I’ve done a test just now with a VM as well, and configured raid. Also ran the test using the command I provided, and it also took 60 seconds. So I doubt it’s your disks or your raid configuration as both tests that I did with or without raid provided acceptable results.

Test ran on non-ssd using sequential write:

fio --name=seqwrite --rw=write --direct=1 --ioengine=libaio --bs=4k --numjobs=4 --size=4G --runtime=60 --filename=/data/testfile

standard 1TB HDD results:

Run status group 0 (all jobs):
  WRITE: bw=4650KiB/s (4762kB/s), 1162KiB/s-1163KiB/s (1190kB/s-1191kB/s), io=272MiB (286MB), run=60001-60003msec
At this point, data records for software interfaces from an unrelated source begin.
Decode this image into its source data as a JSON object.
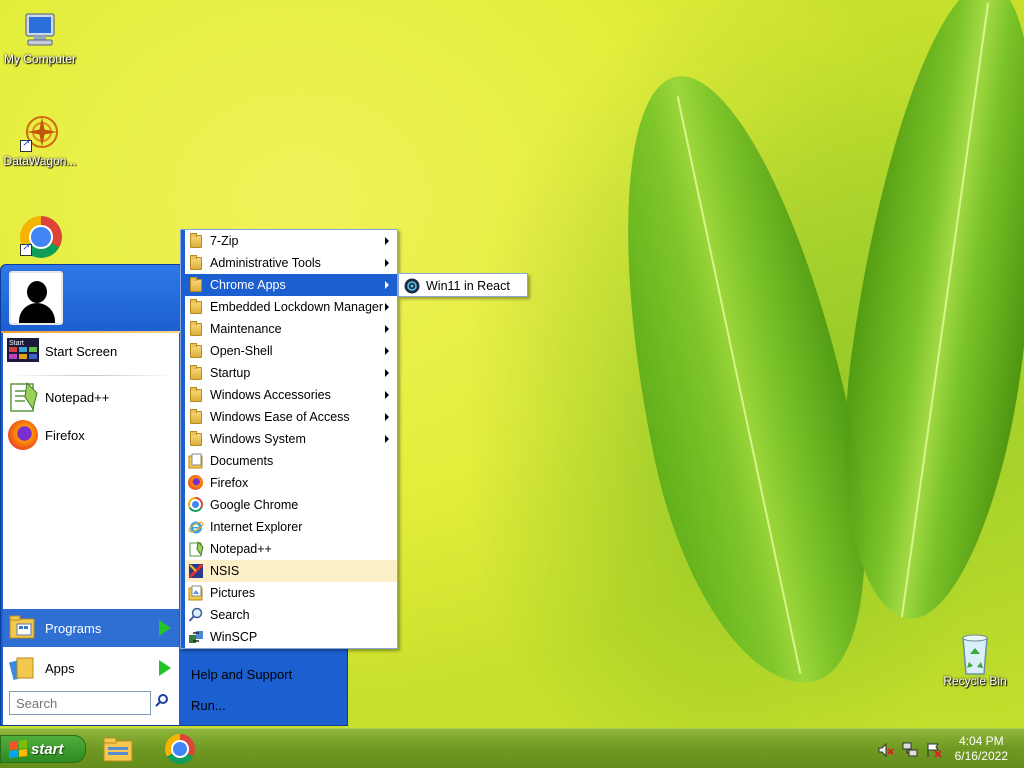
{
  "desktop": {
    "icons": [
      {
        "label": "My Computer"
      },
      {
        "label": "DataWagon..."
      },
      {
        "label": ""
      },
      {
        "label": "Recycle Bin"
      }
    ]
  },
  "start_menu": {
    "pinned": [
      {
        "label": "Start Screen",
        "icon": "start-screen-icon"
      },
      {
        "label": "Notepad++",
        "icon": "notepad-plus-plus-icon"
      },
      {
        "label": "Firefox",
        "icon": "firefox-icon"
      }
    ],
    "programs_label": "Programs",
    "apps_label": "Apps",
    "search_placeholder": "Search",
    "right_links": [
      {
        "label": "Help and Support"
      },
      {
        "label": "Run..."
      }
    ]
  },
  "programs_menu": {
    "items": [
      {
        "label": "7-Zip",
        "type": "folder",
        "submenu": true
      },
      {
        "label": "Administrative Tools",
        "type": "folder",
        "submenu": true
      },
      {
        "label": "Chrome Apps",
        "type": "folder",
        "submenu": true,
        "state": "active"
      },
      {
        "label": "Embedded Lockdown Manager",
        "type": "folder",
        "submenu": true
      },
      {
        "label": "Maintenance",
        "type": "folder",
        "submenu": true
      },
      {
        "label": "Open-Shell",
        "type": "folder",
        "submenu": true
      },
      {
        "label": "Startup",
        "type": "folder",
        "submenu": true
      },
      {
        "label": "Windows Accessories",
        "type": "folder",
        "submenu": true
      },
      {
        "label": "Windows Ease of Access",
        "type": "folder",
        "submenu": true
      },
      {
        "label": "Windows System",
        "type": "folder",
        "submenu": true
      },
      {
        "label": "Documents",
        "type": "documents"
      },
      {
        "label": "Firefox",
        "type": "firefox"
      },
      {
        "label": "Google Chrome",
        "type": "chrome"
      },
      {
        "label": "Internet Explorer",
        "type": "ie"
      },
      {
        "label": "Notepad++",
        "type": "notepad"
      },
      {
        "label": "NSIS",
        "type": "nsis",
        "state": "hover"
      },
      {
        "label": "Pictures",
        "type": "pictures"
      },
      {
        "label": "Search",
        "type": "search"
      },
      {
        "label": "WinSCP",
        "type": "winscp"
      }
    ]
  },
  "chrome_apps_menu": {
    "items": [
      {
        "label": "Win11 in React"
      }
    ]
  },
  "taskbar": {
    "start_label": "start",
    "time": "4:04 PM",
    "date": "6/16/2022"
  },
  "colors": {
    "start_menu_blue": "#1c5fd0",
    "taskbar_green": "#6f9a22",
    "hover_highlight": "#fcefc8"
  }
}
Disk stats (read/write):
  sdb: ios=0/69634, merge=0/140, ticks=0/230434, in_queue=46496, util=97.03%

VM using standard disks in Proliant Server with raid 1:

Run status group 0 (all jobs):
  WRITE: bw=68.7MiB/s (72.1MB/s), 17.2MiB/s-17.2MiB/s (18.0MB/s-18.0MB/s), io=4125MiB (4325MB), run=60001-60001msec

Disk stats (read/write):
    md0: ios=0/1052794, merge=0/0, ticks=0/0, in_queue=0, util=0.00%, aggrios=0/1054513, aggrmerge=0/1467, aggrticks=0/148497, aggrin_queue=137504, aggrutil=85.96%
  sdc: ios=0/1054010, merge=0/1977, ticks=0/153394, in_queue=141856, util=85.96%
  sdb: ios=0/1055016, merge=0/957, ticks=0/143601, in_queue=133152, util=82.86%

VM this time with randwrite:

Run status group 0 (all jobs):
  WRITE: bw=2389KiB/s (2446kB/s), 581KiB/s-617KiB/s (595kB/s-632kB/s), io=141MiB (148MB), run=60001-60297msec

Disk stats (read/write):
    md0: ios=0/39078, merge=0/0, ticks=0/0, in_queue=0, util=0.00%, aggrios=0/36076, aggrmerge=0/3004, aggrticks=0/225217, aggrin_queue=187662, aggrutil=84.39%
  sdc: ios=0/36076, merge=0/3004, ticks=0/236848, in_queue=197696, util=84.00%
  sdb: ios=0/36076, merge=0/3004, ticks=0/213586, in_queue=177628, util=84.39%

in both occasions they took 60seconds (as shown in results 60001 milliseconds) as I used the --runtime=60 parameter. The only difference being a randwrite being a lot slower (IO 141MiB instead of 4125MiB) than sequential write. So the only reason it takes a long time is due to the command you are using and not specifying --runtime=60 or however many seconds you wish to run it for.

One other thing to look out for, if you are intending on storing a database on your btrfs filesystem you need to disable CoW for the database directories as it causes major problems for databases when CoW is enabled. If not, then no need to worry.